**WHAT YOU HAVE TO DO**
Word for word, set down every record that appears below.

Component data from apps and pages:
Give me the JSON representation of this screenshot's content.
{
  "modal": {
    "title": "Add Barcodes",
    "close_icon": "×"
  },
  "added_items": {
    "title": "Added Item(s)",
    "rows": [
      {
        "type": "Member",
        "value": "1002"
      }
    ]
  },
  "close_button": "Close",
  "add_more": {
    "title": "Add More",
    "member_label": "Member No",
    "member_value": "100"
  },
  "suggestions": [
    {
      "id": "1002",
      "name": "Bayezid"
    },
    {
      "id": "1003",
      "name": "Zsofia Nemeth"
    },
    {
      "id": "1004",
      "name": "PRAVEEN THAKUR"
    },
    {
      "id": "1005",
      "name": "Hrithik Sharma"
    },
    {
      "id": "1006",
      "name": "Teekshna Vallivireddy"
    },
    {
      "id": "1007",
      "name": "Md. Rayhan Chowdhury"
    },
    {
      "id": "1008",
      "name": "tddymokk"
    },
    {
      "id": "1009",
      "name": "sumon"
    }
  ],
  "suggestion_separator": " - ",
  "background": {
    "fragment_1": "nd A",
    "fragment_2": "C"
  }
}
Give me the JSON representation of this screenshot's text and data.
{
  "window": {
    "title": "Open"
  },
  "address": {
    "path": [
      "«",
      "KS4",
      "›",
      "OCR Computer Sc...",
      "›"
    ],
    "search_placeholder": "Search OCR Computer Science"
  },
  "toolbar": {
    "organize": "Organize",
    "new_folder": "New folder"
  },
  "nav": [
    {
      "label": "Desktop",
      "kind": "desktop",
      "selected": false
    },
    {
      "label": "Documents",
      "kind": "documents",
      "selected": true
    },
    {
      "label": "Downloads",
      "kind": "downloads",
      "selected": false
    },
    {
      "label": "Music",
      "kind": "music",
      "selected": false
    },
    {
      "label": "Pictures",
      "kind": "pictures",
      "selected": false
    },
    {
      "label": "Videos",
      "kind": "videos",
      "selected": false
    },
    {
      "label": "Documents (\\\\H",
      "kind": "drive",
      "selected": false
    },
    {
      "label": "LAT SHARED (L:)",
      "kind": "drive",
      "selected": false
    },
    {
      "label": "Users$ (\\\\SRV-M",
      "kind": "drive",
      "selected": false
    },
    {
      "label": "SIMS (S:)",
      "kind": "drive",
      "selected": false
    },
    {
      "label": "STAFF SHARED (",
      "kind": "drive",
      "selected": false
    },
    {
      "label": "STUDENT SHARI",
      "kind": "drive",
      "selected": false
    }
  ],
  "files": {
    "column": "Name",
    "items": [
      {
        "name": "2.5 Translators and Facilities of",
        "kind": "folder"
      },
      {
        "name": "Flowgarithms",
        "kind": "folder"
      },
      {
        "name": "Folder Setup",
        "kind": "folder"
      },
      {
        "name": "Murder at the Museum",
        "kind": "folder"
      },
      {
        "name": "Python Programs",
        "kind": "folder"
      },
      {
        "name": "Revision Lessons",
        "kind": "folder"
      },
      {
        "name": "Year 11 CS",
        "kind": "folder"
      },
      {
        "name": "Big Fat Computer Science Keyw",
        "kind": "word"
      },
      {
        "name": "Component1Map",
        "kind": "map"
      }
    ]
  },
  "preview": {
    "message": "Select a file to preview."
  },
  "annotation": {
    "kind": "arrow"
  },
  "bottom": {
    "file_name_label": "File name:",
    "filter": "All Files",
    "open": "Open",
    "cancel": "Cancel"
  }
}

**THE COMPLETED TASK**
Give me the JSON representation of this screenshot's content.
{
  "modal": {
    "title": "Add Barcodes",
    "close_icon": "×"
  },
  "added_items": {
    "title": "Added Item(s)",
    "rows": [
      {
        "type": "Member",
        "value": "1002"
      }
    ]
  },
  "close_button": "Close",
  "add_more": {
    "title": "Add More",
    "member_label": "Member No",
    "member_value": "100"
  },
  "suggestions": [
    {
      "id": "1002",
      "name": "Bayezid"
    },
    {
      "id": "1003",
      "name": "Zsofia Nemeth"
    },
    {
      "id": "1004",
      "name": "PRAVEEN THAKUR"
    },
    {
      "id": "1005",
      "name": "Hrithik Sharma"
    },
    {
      "id": "1006",
      "name": "Teekshna Vallivireddy"
    },
    {
      "id": "1007",
      "name": "Md. Rayhan Chowdhury"
    },
    {
      "id": "1008",
      "name": "tddymokk"
    },
    {
      "id": "1009",
      "name": "sumon"
    }
  ],
  "suggestion_separator": " - ",
  "background": {
    "fragment_1": "nd A",
    "fragment_2": "C"
  }
}
Give me the JSON representation of this screenshot's text and data.
{
  "window": {
    "title": "Open"
  },
  "address": {
    "path": [
      "«",
      "KS4",
      "›",
      "OCR Computer Sc...",
      "›"
    ],
    "search_placeholder": "Search OCR Computer Science"
  },
  "toolbar": {
    "organize": "Organize",
    "new_folder": "New folder"
  },
  "nav": [
    {
      "label": "Desktop",
      "kind": "desktop",
      "selected": false
    },
    {
      "label": "Documents",
      "kind": "documents",
      "selected": true
    },
    {
      "label": "Downloads",
      "kind": "downloads",
      "selected": false
    },
    {
      "label": "Music",
      "kind": "music",
      "selected": false
    },
    {
      "label": "Pictures",
      "kind": "pictures",
      "selected": false
    },
    {
      "label": "Videos",
      "kind": "videos",
      "selected": false
    },
    {
      "label": "Documents (\\\\H",
      "kind": "drive",
      "selected": false
    },
    {
      "label": "LAT SHARED (L:)",
      "kind": "drive",
      "selected": false
    },
    {
      "label": "Users$ (\\\\SRV-M",
      "kind": "drive",
      "selected": false
    },
    {
      "label": "SIMS (S:)",
      "kind": "drive",
      "selected": false
    },
    {
      "label": "STAFF SHARED (",
      "kind": "drive",
      "selected": false
    },
    {
      "label": "STUDENT SHARI",
      "kind": "drive",
      "selected": false
    }
  ],
  "files": {
    "column": "Name",
    "items": [
      {
        "name": "2.5 Translators and Facilities of",
        "kind": "folder"
      },
      {
        "name": "Flowgarithms",
        "kind": "folder"
      },
      {
        "name": "Folder Setup",
        "kind": "folder"
      },
      {
        "name": "Murder at the Museum",
        "kind": "folder"
      },
      {
        "name": "Python Programs",
        "kind": "folder"
      },
      {
        "name": "Revision Lessons",
        "kind": "folder"
      },
      {
        "name": "Year 11 CS",
        "kind": "folder"
      },
      {
        "name": "Big Fat Computer Science Keyw",
        "kind": "word"
      },
      {
        "name": "Component1Map",
        "kind": "map"
      }
    ]
  },
  "preview": {
    "message": "Select a file to preview."
  },
  "annotation": {
    "kind": "arrow"
  },
  "bottom": {
    "file_name_label": "File name:",
    "filter": "All Files",
    "open": "Open",
    "cancel": "Cancel"
  }
}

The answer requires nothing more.